HOLLY PEPPE: Oh, no—not at all! She didn’t believe in academia and said most professors drained poetry of its passion. So she insisted that before she would discuss a poem with me, I would need to memorize it. This is what prompted me to learn many of the poems and sonnets by heart, which was indeed more enriching than simply reading and analyzing them one after another. In the end, we spent two to three hours a day talking about Millay’s poetry—its origin, form, meaning, and so forth.
ERIKA ROBUCK: How did it feel to be living in Millay’s house?
HOLLY PEPPE: I felt like I was living in a dream. Many times, especially when Norma and I were sitting in the living room, sipping wine and eating our meals from decorative metal trays as Millay sometimes had, I gazed around in appreciation and wonder at the whole experience.
ERIKA ROBUCK: When I visited Steepletop, I was taken aback by the life force left in the house and grounds. For a place that has been almost untouched since the days of the poet, the atmosphere is very active. Has anything troubling, haunting, or fascinating ever happened to you at the house?
HOLLY PEPPE: Yes, and though I’m not generally a believer in the paranormal, I absolutely believe there is a spirit or two in residence at Steepletop. So much happened there—from Millay and Eugen’s legendary parties, to the 1936 car accident that resulted in Millay’s addiction to morphine, to Millay’s and then Norma’s death in the house 36 years later.

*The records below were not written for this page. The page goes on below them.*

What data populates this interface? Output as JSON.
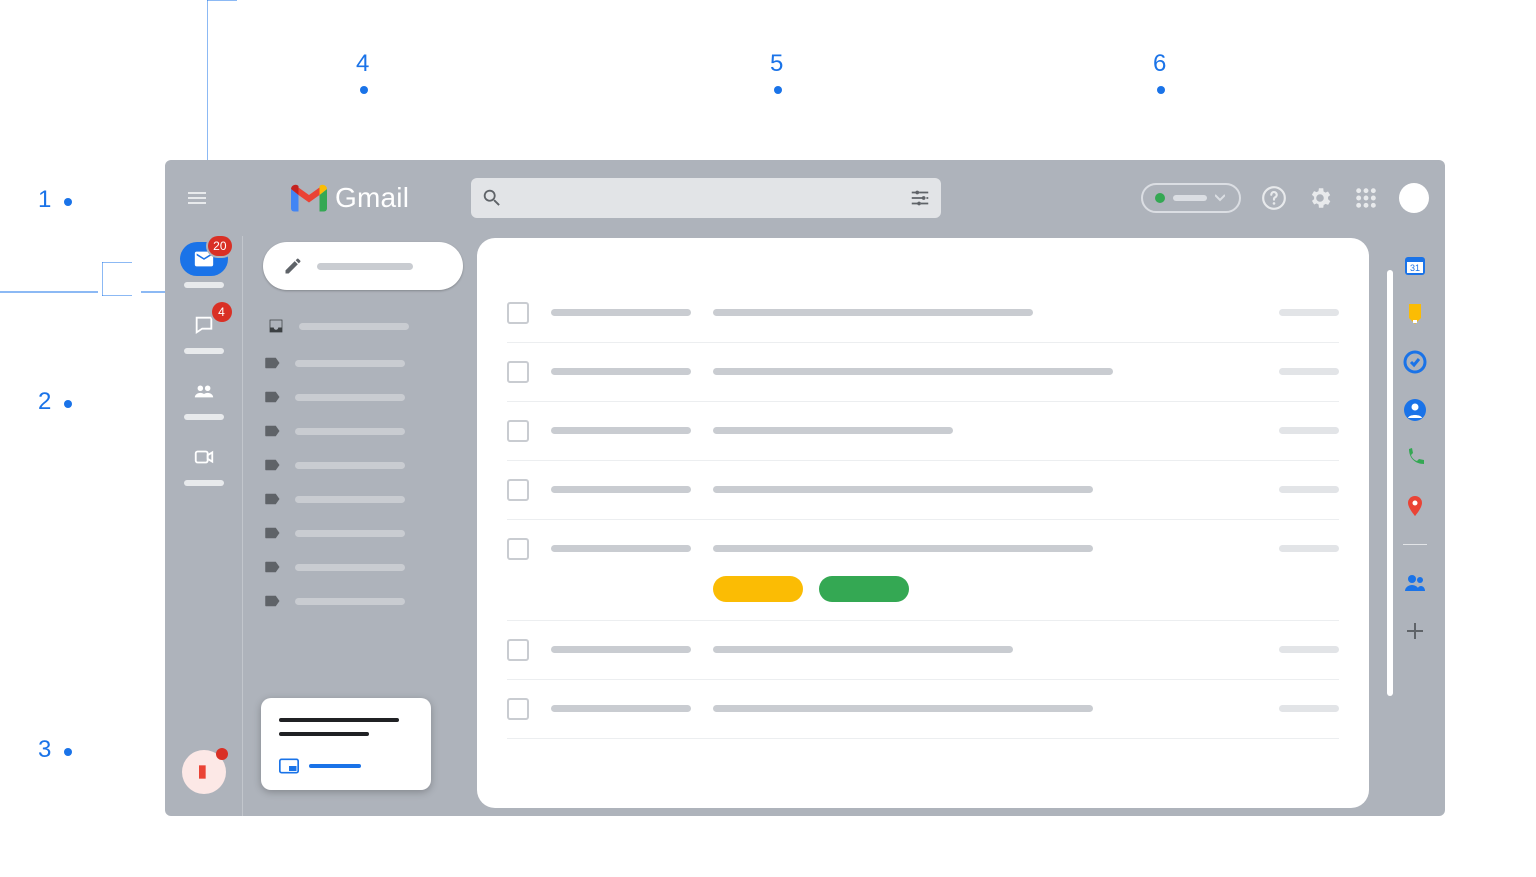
{
  "callouts": {
    "1": "1",
    "2": "2",
    "3": "3",
    "4": "4",
    "5": "5",
    "6": "6"
  },
  "header": {
    "product_name": "Gmail",
    "status": {
      "color": "#34a853"
    }
  },
  "rail": {
    "items": [
      {
        "id": "mail",
        "badge": "20",
        "active": true
      },
      {
        "id": "chat",
        "badge": "4",
        "active": false
      },
      {
        "id": "spaces",
        "badge": "",
        "active": false
      },
      {
        "id": "meet",
        "badge": "",
        "active": false
      }
    ]
  },
  "folders": {
    "items": [
      {
        "id": "inbox",
        "type": "inbox"
      },
      {
        "id": "label-1",
        "type": "label"
      },
      {
        "id": "label-2",
        "type": "label"
      },
      {
        "id": "label-3",
        "type": "label"
      },
      {
        "id": "label-4",
        "type": "label"
      },
      {
        "id": "label-5",
        "type": "label"
      },
      {
        "id": "label-6",
        "type": "label"
      },
      {
        "id": "label-7",
        "type": "label"
      },
      {
        "id": "label-8",
        "type": "label"
      }
    ]
  },
  "inbox": {
    "rows": [
      {
        "subject_w": 320,
        "chips": []
      },
      {
        "subject_w": 400,
        "chips": []
      },
      {
        "subject_w": 240,
        "chips": []
      },
      {
        "subject_w": 380,
        "chips": []
      },
      {
        "subject_w": 380,
        "chips": [
          {
            "w": 90,
            "color": "#fbbc04"
          },
          {
            "w": 90,
            "color": "#34a853"
          }
        ]
      },
      {
        "subject_w": 300,
        "chips": []
      },
      {
        "subject_w": 380,
        "chips": []
      }
    ]
  },
  "side": {
    "items": [
      {
        "id": "calendar",
        "color": "#1a73e8",
        "type": "calendar"
      },
      {
        "id": "keep",
        "color": "#fbbc04",
        "type": "keep"
      },
      {
        "id": "tasks",
        "color": "#1a73e8",
        "type": "tasks"
      },
      {
        "id": "contacts",
        "color": "#1a73e8",
        "type": "contacts"
      },
      {
        "id": "voice",
        "color": "#34a853",
        "type": "voice"
      },
      {
        "id": "maps",
        "color": "#ea4335",
        "type": "maps"
      }
    ],
    "extras": [
      {
        "id": "people",
        "color": "#1a73e8",
        "type": "people"
      },
      {
        "id": "add",
        "color": "#5f6368",
        "type": "plus"
      }
    ]
  }
}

My first encounter was the night Norma died –she was in Millay’s bed in an upstairs bedroom. I was with Norma’s dear friend Elizabeth Barnett, who would inherit her role as literary executor. In the middle of the night, Elizabeth and I got into my car and followed the hearse down the hill to the funeral home. A few hours later, sad and exhausted, we drove back to Steepletop, only to find that the strings of Christmas lights surrounding the house were blazing with an array of color, having somehow turned themselves on! Instead of being frightened we were instantly delighted—we knew it was the spirit of Norma, welcoming us home.

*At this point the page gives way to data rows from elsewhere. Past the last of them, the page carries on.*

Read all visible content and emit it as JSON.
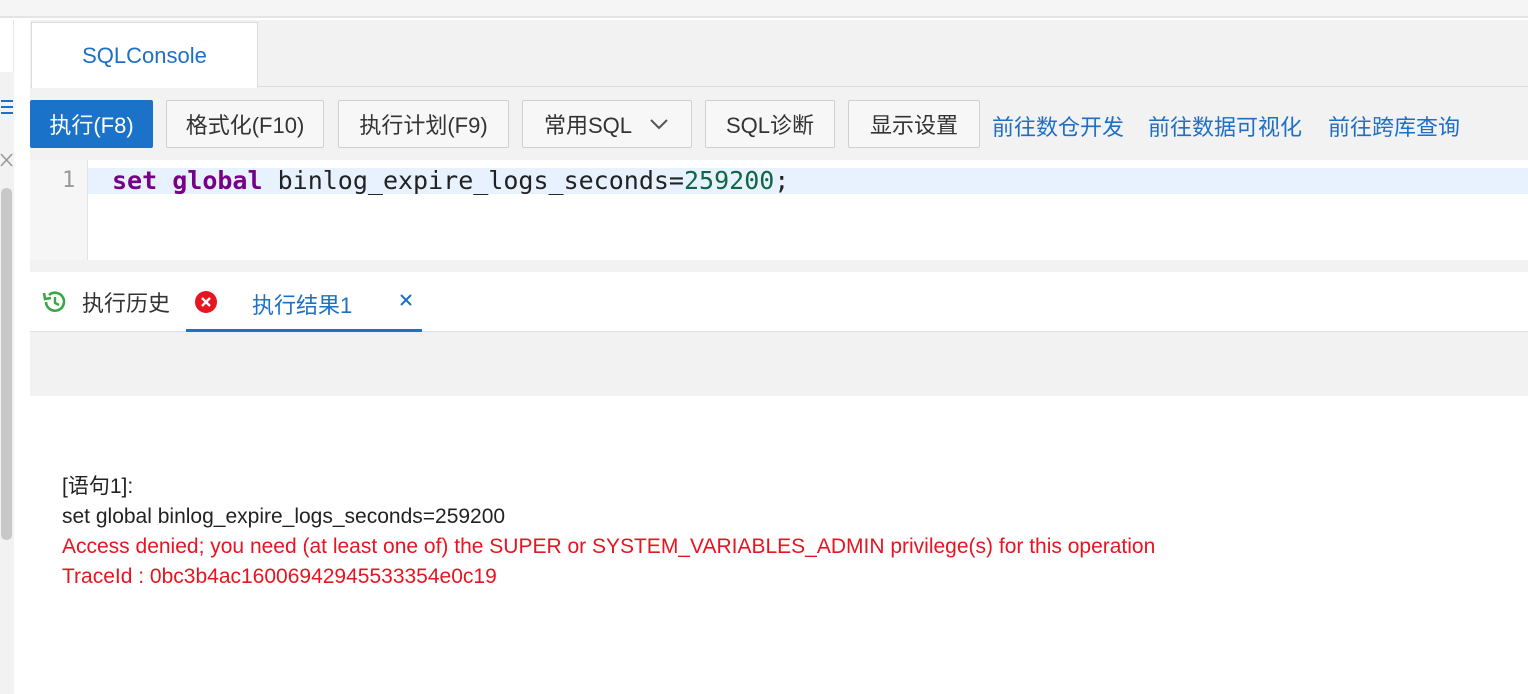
{
  "tabs": [
    {
      "label": "SQLConsole",
      "active": true
    }
  ],
  "toolbar": {
    "execute": "执行(F8)",
    "format": "格式化(F10)",
    "plan": "执行计划(F9)",
    "common_sql": "常用SQL",
    "diagnose": "SQL诊断",
    "display": "显示设置",
    "links": [
      "前往数仓开发",
      "前往数据可视化",
      "前往跨库查询"
    ]
  },
  "editor": {
    "line_number": "1",
    "tokens": {
      "kw1": "set",
      "kw2": "global",
      "rest": "binlog_expire_logs_seconds=",
      "num": "259200",
      "tail": ";"
    }
  },
  "result_tabs": {
    "history": "执行历史",
    "result": "执行结果1"
  },
  "result": {
    "statement_label": "[语句1]:",
    "statement": "set global binlog_expire_logs_seconds=259200",
    "error": "Access denied; you need (at least one of) the SUPER or SYSTEM_VARIABLES_ADMIN privilege(s) for this operation",
    "trace": "TraceId : 0bc3b4ac16006942945533354e0c19"
  },
  "colors": {
    "accent": "#1a73c9",
    "link": "#1f6fc5",
    "error": "#e8141f",
    "keyword": "#770088",
    "number": "#116644"
  }
}
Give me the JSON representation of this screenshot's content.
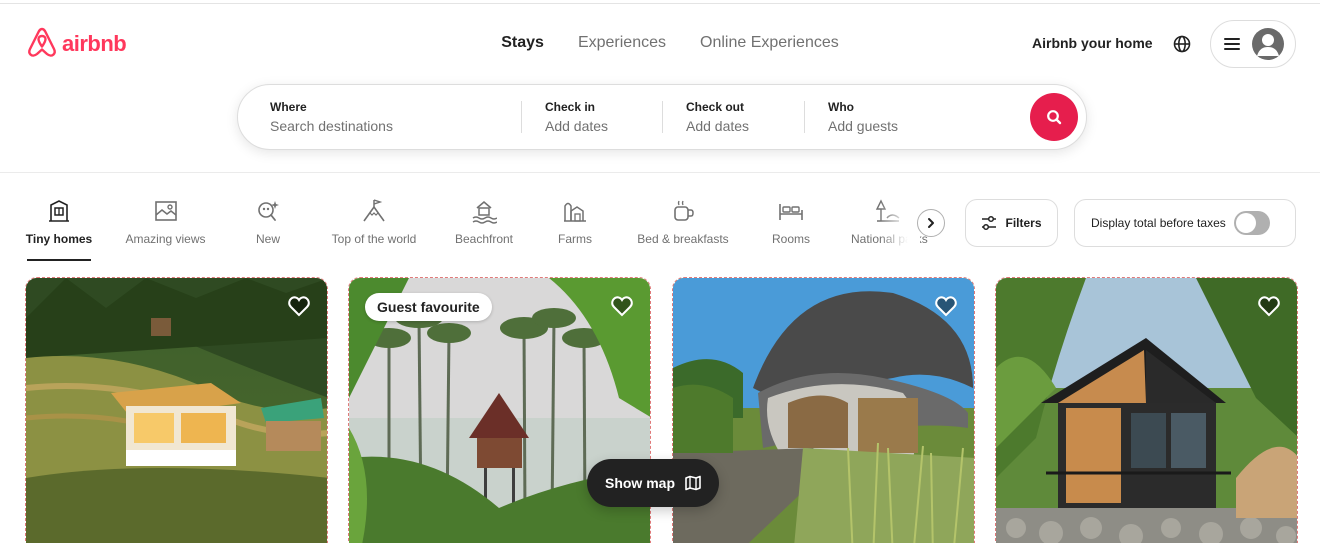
{
  "brand": {
    "name": "airbnb",
    "color": "#ff385c"
  },
  "nav": {
    "tabs": [
      {
        "label": "Stays",
        "active": true
      },
      {
        "label": "Experiences",
        "active": false
      },
      {
        "label": "Online Experiences",
        "active": false
      }
    ]
  },
  "header": {
    "host_link": "Airbnb your home",
    "globe_icon": "globe-icon",
    "menu_icon": "hamburger-icon",
    "avatar_icon": "user-avatar-icon"
  },
  "search": {
    "where_label": "Where",
    "where_placeholder": "Search destinations",
    "checkin_label": "Check in",
    "checkin_value": "Add dates",
    "checkout_label": "Check out",
    "checkout_value": "Add dates",
    "who_label": "Who",
    "who_value": "Add guests",
    "button_color": "#e61e4d",
    "button_icon": "magnifier-icon"
  },
  "categories": [
    {
      "label": "Tiny homes",
      "icon": "tiny-home-icon",
      "active": true
    },
    {
      "label": "Amazing views",
      "icon": "amazing-views-icon",
      "active": false
    },
    {
      "label": "New",
      "icon": "new-icon",
      "active": false
    },
    {
      "label": "Top of the world",
      "icon": "mountain-flag-icon",
      "active": false
    },
    {
      "label": "Beachfront",
      "icon": "beach-icon",
      "active": false
    },
    {
      "label": "Farms",
      "icon": "farm-icon",
      "active": false
    },
    {
      "label": "Bed & breakfasts",
      "icon": "coffee-cup-icon",
      "active": false
    },
    {
      "label": "Rooms",
      "icon": "bed-icon",
      "active": false
    },
    {
      "label": "National parks",
      "icon": "park-icon",
      "active": false
    }
  ],
  "filters": {
    "label": "Filters",
    "icon": "sliders-icon",
    "taxes_label": "Display total before taxes",
    "taxes_toggle_on": false
  },
  "listings": [
    {
      "badge": "",
      "photo": "hillside-tiny-house-photo",
      "favourite": false
    },
    {
      "badge": "Guest favourite",
      "photo": "treehouse-palm-forest-photo",
      "favourite": false
    },
    {
      "badge": "",
      "photo": "dome-hut-photo",
      "favourite": false
    },
    {
      "badge": "",
      "photo": "a-frame-cabin-photo",
      "favourite": false
    }
  ],
  "show_map": {
    "label": "Show map",
    "icon": "map-icon"
  }
}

A few weeks later, when I returned to the house to discuss Norma’s memorial service with Elizabeth, we heard a loud crash upstairs. When we went to investigate, the wooden bar in Millay’s closet holding the gowns had crashed to the floor. Was it Norma this time, or the poet herself sending us a message? We weren’t sure.

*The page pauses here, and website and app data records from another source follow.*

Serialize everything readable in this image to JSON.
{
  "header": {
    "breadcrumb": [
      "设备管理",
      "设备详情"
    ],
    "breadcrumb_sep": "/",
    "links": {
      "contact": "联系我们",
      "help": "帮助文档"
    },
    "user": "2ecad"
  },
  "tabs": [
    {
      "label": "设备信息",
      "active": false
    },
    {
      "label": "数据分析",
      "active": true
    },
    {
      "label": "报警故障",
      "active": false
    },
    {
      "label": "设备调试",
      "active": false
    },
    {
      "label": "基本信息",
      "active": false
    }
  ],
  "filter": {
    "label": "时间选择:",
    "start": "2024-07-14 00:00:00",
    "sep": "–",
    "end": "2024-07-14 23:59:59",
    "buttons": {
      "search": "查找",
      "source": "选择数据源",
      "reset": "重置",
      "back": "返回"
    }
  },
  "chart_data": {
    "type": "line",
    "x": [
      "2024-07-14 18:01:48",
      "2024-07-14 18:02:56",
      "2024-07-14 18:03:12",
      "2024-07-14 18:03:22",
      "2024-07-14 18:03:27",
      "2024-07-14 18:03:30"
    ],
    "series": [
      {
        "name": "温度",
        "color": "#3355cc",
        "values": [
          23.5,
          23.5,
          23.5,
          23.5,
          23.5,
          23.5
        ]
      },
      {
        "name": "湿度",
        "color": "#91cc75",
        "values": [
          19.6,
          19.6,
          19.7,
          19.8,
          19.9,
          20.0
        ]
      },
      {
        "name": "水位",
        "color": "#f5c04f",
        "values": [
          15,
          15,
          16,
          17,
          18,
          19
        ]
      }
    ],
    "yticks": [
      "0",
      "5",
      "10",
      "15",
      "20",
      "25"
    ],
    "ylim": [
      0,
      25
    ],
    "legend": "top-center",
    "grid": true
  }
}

And finally, on the afternoon after Norma’s memorial, I was bidding Elizabeth goodbye on the front porch when the light above me started blinking, slowly at first, and then faster and faster until it went out. “I guess she doesn’t want you to leave,” Elizabeth said with a smile.
ERIKA ROBUCK: Why is preserving the legacy so important to you, and what would you like readers to know about Steepletop?
HOLLY PEPPE: I promised Norma, and then Elizabeth, I would carry on as the next literary executor, a keeper of the flame. I want people to know that Millay’s impressive body of work is of vital importance to the American literary tradition. It was this poet, who was also a playwright, essayist, and short story writer, who infused new life into traditional poetic forms and brought new hope to a generation of youth disillusioned by the political and social upheaval of the First World War.
I also want to introduce readers to her deftly crafted sonnets and lyrics not only addressing typical poetic subjects — love, loss, life, and death and so forth– but also tackling the social issues of the day: political injustice, discrimination, and personal freedom.
It’s an exciting time in the world of Edna St. Vincent Millay! The Millay Society Board, is intent on preserving the beauty and spirit of Steepletop. On behalf of my fellow Board members, I’d like to invite readers and others to visit this National Historic Landmark, Millay’s beloved country home. There you can walk through the newly restored gardens and rooms in the house where, at every turn, it feels like the poet herself might just walk in the door.
ERIKA ROBUCK: These are lovely sentiments for a worthy cause, and I encourage all to visit this fascinating place, and learn more about Edna St. Vincent Millay. Thank you, Holly.
Steepletop is open from May 23 2014 – Oct 20 2014, and reservations are required. Call 518-392-3362 or visit the website at millay.org for more information.